Album Review: Wowod – Yarost’ I Proshchenie


Album Review: Wowod - Yarost' I Proshchenie
Reviewed by Dan Barnes

It’s Boxing Day as I sit writing this – I still have half a turkey to go at and it looks like that’ll be coming into the new year with me – but at least East 17, Wham! and Maria Carey have buggered off for another eleven months. So, what better way to sweep away those seasonal blues than with a new release; and all I can say about Wowod’s upcoming album is: WOW!

Following on from a couple of EPs, Yarost’l Proshchenie is the St Petersburg band’s debut full length and is being released by Church Road Records, home of such bands a Palm Reader, Respire and Svalbard. I mention this only to show the company Wowod keep and the huge scope you can expect when picking up this record.

Yarost’I Proshchenie is quite literally an album of two halves: one half, the odd numbered songs, being lengthy Post-Metal medications, whereas the even numbered tracks are frenzied whirlwinds of aggression. The record opens with the twelve-minute epic, Rekviem. It is a song which utilises its lengthy run-time to lay down a maker for the rest of the record. Slowly building from the atmospheric soundscapes of the opening minutes, with its Blade Runner-esque keys and steady, metronomic drum, Rekviem adds elements throughout until, at five minutes in, the guitar thickens, and a raw and guttural voice is introduced. This is only a moment, as the song continues to build larger and larger; guitars and keys weave as the sound soars, accompanied by a fragile clean vocal, reminiscent of Burton C. Bell during Fear Factory’s more wistful moments.
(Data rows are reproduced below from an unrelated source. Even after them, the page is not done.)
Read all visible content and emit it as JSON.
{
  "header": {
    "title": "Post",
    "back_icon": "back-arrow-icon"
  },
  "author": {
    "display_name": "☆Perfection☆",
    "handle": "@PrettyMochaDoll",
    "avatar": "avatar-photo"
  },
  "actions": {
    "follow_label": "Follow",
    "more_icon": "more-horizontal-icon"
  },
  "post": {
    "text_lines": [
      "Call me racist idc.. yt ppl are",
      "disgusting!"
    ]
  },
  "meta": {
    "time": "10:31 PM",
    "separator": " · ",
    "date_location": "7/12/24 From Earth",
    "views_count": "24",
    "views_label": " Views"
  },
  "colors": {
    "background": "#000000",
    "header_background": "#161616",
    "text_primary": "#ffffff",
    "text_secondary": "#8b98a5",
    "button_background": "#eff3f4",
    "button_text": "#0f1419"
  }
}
There is no respite after such an emotional charged beginning as Tanec Yarosti is a full-on death metal-infused hardcore barrage. Two minutes of unrelenting musical destruction just to make sure you haven’t made yourself too comfortable.

Album Review: Wowod - Yarost

This juxtaposition of the widescreen and cinemascopic with the intense battery persists across Yarost’I Proshchenie, but for the most part the likes of Zhazhda and Zov Tysyachi Nozhey arrive as oasis of calm, regardless of the whirlwind drumming and flailing guitar that would mark the heavy limit of many a band out there.

Case in point is the latter, Zov Tysyachi Nozey – a frenzied death metal attack which seems tame after the immensity of Chornaya Zemlyao, with its slow building dirge and falsely-comforting piano, morphing into a track so heavy it might just have its own gravitational pull.

Clocking in a little over forty-minutes, Yarost’I Proshchenie is a record that never feels like it outstays its welcome. The seven tracks on offer have enough imagination and present sufficient ideas to make continual returns not just inevitable, but necessary.

Wowod have created an album that, if all things were fair, would stand colossus over all other heavy releases in 2021; an album that will simultaneously knock your teeth out and elevate you to soar on mighty wings.

The bar has now been sent. The marker laid down. Let the 2021 game begin.

For all the latest news, reviews, interviews across the heavy metal spectrum follow THE RAZORS'S EDGE on facebook, twitter and instagram.